The past three months of Theatre have been all of those things, at one point or another and there were certainly rehearsals when many of those feelings overlapped and layered (quite like the make-up and paint I spent the better part of three days picking out of my hair). There were days I wanted to leave – drop the course all together and run away from school, become a pirate just for the getup and say nice things (which is in great contrast to the script), speaking in an accent forever – but then there were other days when I would get home and thank God for the friends I was making and the opportunity to be in a class where pen and pencil were unnecessary and I got to sit on the floor (making witty-though-cynical comments to my fellow actors in hushed tones). It was the people that kept me in class; my friends, almost all new ones, who showed up (early!) every week and gave reason for me to do the same.

And now, with the final performances behind us, I find myself in reflection. Not surprising, perhaps, with so many memories from this semester to reflect upon. The play (though arguably there were very few moments of traditional “play” involved, with the exception for Helen and her shocked... volunteers) was not the content I would have picked out for this class of often giddy amateurs; the classes who thrive on things like Disney and country music and dreamed of putting on some happy-go-lucky musical ended up struggling through a Greek tragedy, full to the brim with violence and unmasked sexuality that made my stomach churn at first reading. But then, this course and this play have taught me so much more than a Broadway comedy ever could have.

I don’t think anyone from the cast or crew would forward the argument that our play was not a rather vulgar piece of art that trashes all hope for hope, but it does set a couple of things into a sharp reality. Our world is messed up. There are crimes committed every day around this world that dive far deeper into the nightmare of human cruelty than even the darkest parts of our script touched on. People do terrible things to each other with heartless and senseless cause. Children are killed with brutality. Women are stolen and raped. Our world is not a good place all the time.

The play concluded in a place of defeat; the Trojan women and men gave in to grief and violence and revenge; they lost hope and were overcome. It breaks my heart that so many people in the real world eventually come to the conclusion that life is meaningless external of money and power, which rule the world. But there is a contrast to the darkness of the world, and I think that sometimes we need something like this play to remind us just how dark the darkness is, so that when we are blinded by the goodness of His light, we will be able to really appreciate the sonshine.

So now the curtains are closing on this course and I am taking away from it so much more than I brought with me in September; I have made so many friends, learned a few new card games, had a number of singing-in-the-stairwell parties, told and listened to a long list of mostly funny jokes, spent time pretending to dance ballet/jazz/tap/etc, played some silly drama games and even participated (and dominated...) in some semi-illegal chair-racing. All and all it has been a wonderful year. Thank you to all of those who made this year (and especially this class) what it has been for me. You have stretched my imagination and blessed my life.

Friday, 3 April 2009

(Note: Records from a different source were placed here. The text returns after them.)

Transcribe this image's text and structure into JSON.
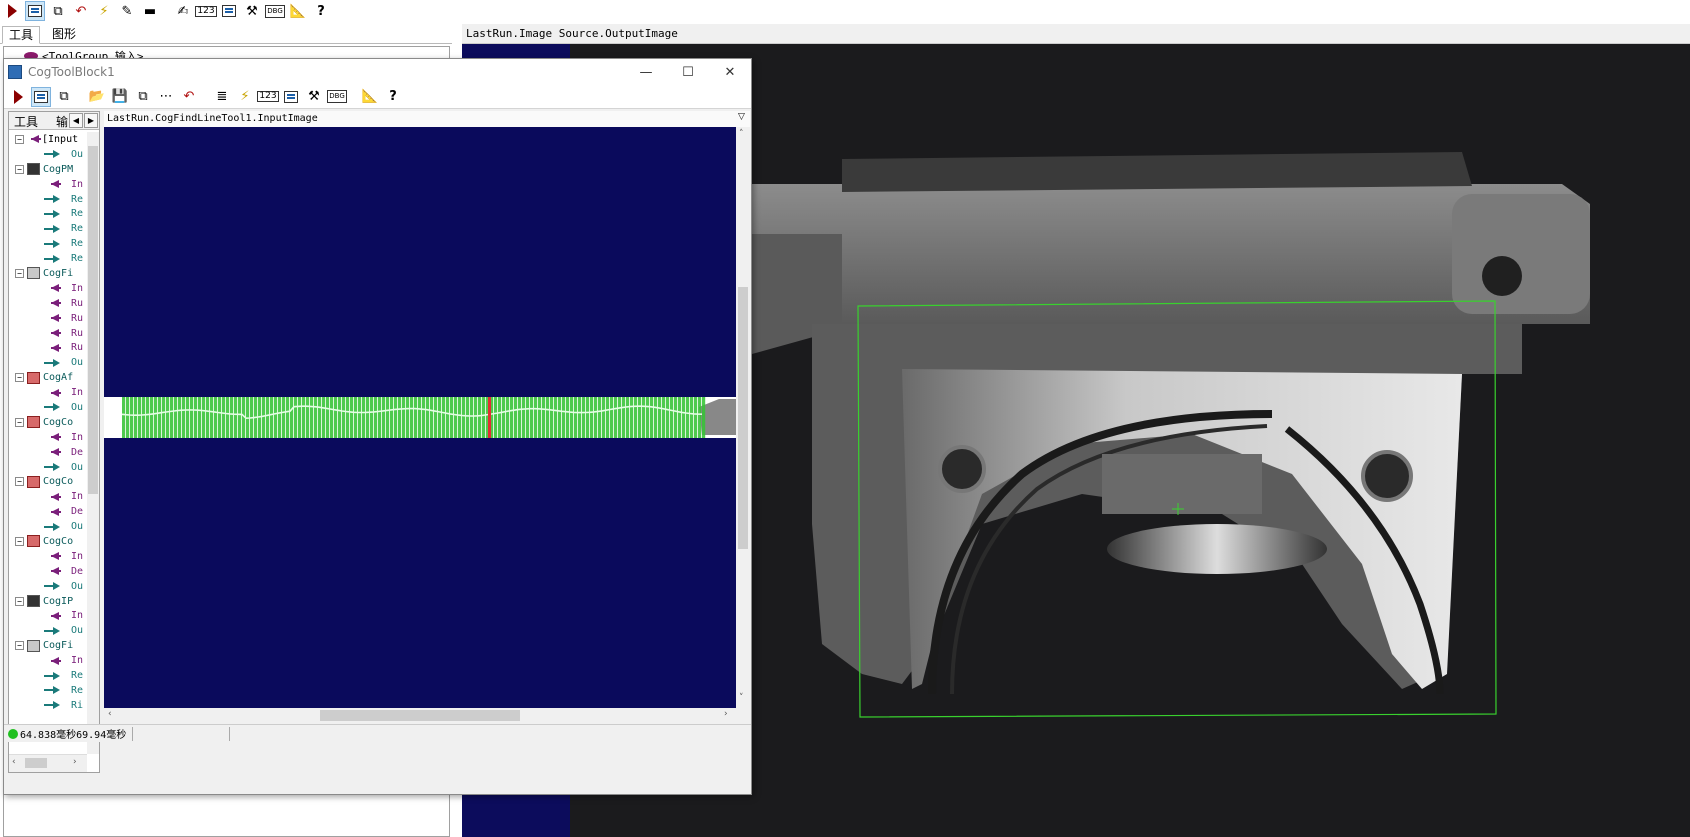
{
  "main_toolbar": {
    "buttons": [
      "run",
      "show-results",
      "show-multiple",
      "reset",
      "live",
      "edit",
      "flag",
      "notes",
      "values",
      "terminals",
      "tools",
      "debug",
      "measure",
      "help"
    ]
  },
  "left_panel": {
    "tabs": [
      "工具",
      "图形"
    ],
    "tree_root": "<ToolGroup 输入>"
  },
  "right_view": {
    "header": "LastRun.Image Source.OutputImage",
    "roi_color": "#39d12e"
  },
  "sub_window": {
    "title": "CogToolBlock1",
    "controls": {
      "minimize": "—",
      "maximize": "☐",
      "close": "✕"
    },
    "tree_tabs": {
      "tools": "工具",
      "input": "输"
    },
    "tree_items": [
      {
        "kind": "input-group",
        "label": "[Input"
      },
      {
        "kind": "out",
        "label": "Ou"
      },
      {
        "kind": "tool",
        "label": "CogPM",
        "icon": "dark"
      },
      {
        "kind": "in",
        "label": "In"
      },
      {
        "kind": "out",
        "label": "Re"
      },
      {
        "kind": "out",
        "label": "Re"
      },
      {
        "kind": "out",
        "label": "Re"
      },
      {
        "kind": "out",
        "label": "Re"
      },
      {
        "kind": "out",
        "label": "Re"
      },
      {
        "kind": "tool",
        "label": "CogFi",
        "icon": "gray"
      },
      {
        "kind": "in",
        "label": "In"
      },
      {
        "kind": "in",
        "label": "Ru"
      },
      {
        "kind": "in",
        "label": "Ru"
      },
      {
        "kind": "in",
        "label": "Ru"
      },
      {
        "kind": "in",
        "label": "Ru"
      },
      {
        "kind": "out",
        "label": "Ou"
      },
      {
        "kind": "tool",
        "label": "CogAf",
        "icon": "red"
      },
      {
        "kind": "in",
        "label": "In"
      },
      {
        "kind": "out",
        "label": "Ou"
      },
      {
        "kind": "tool",
        "label": "CogCo",
        "icon": "red"
      },
      {
        "kind": "in",
        "label": "In"
      },
      {
        "kind": "in",
        "label": "De"
      },
      {
        "kind": "out",
        "label": "Ou"
      },
      {
        "kind": "tool",
        "label": "CogCo",
        "icon": "red"
      },
      {
        "kind": "in",
        "label": "In"
      },
      {
        "kind": "in",
        "label": "De"
      },
      {
        "kind": "out",
        "label": "Ou"
      },
      {
        "kind": "tool",
        "label": "CogCo",
        "icon": "red"
      },
      {
        "kind": "in",
        "label": "In"
      },
      {
        "kind": "in",
        "label": "De"
      },
      {
        "kind": "out",
        "label": "Ou"
      },
      {
        "kind": "tool",
        "label": "CogIP",
        "icon": "dark"
      },
      {
        "kind": "in",
        "label": "In"
      },
      {
        "kind": "out",
        "label": "Ou"
      },
      {
        "kind": "tool",
        "label": "CogFi",
        "icon": "gray"
      },
      {
        "kind": "in",
        "label": "In"
      },
      {
        "kind": "out",
        "label": "Re"
      },
      {
        "kind": "out",
        "label": "Re"
      },
      {
        "kind": "out",
        "label": "Ri"
      }
    ],
    "display_header": "LastRun.CogFindLineTool1.InputImage",
    "status": {
      "text": "64.838毫秒69.94毫秒",
      "color": "#20c020"
    },
    "display_colors": {
      "background": "#0a0a5c",
      "caliper": "#35c335",
      "edge": "#e4ffe4",
      "marker": "#e03030"
    }
  }
}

It could have been delicious, it could have been the cream of the cream in quality, it could have made every gland in your mouth burst out in song for the sheer delight of the experience, but if the flavour is followed by even the suggestion of bitterness, the moment is spoiled and the memory contaminated forever. Aftertaste is a killjoy.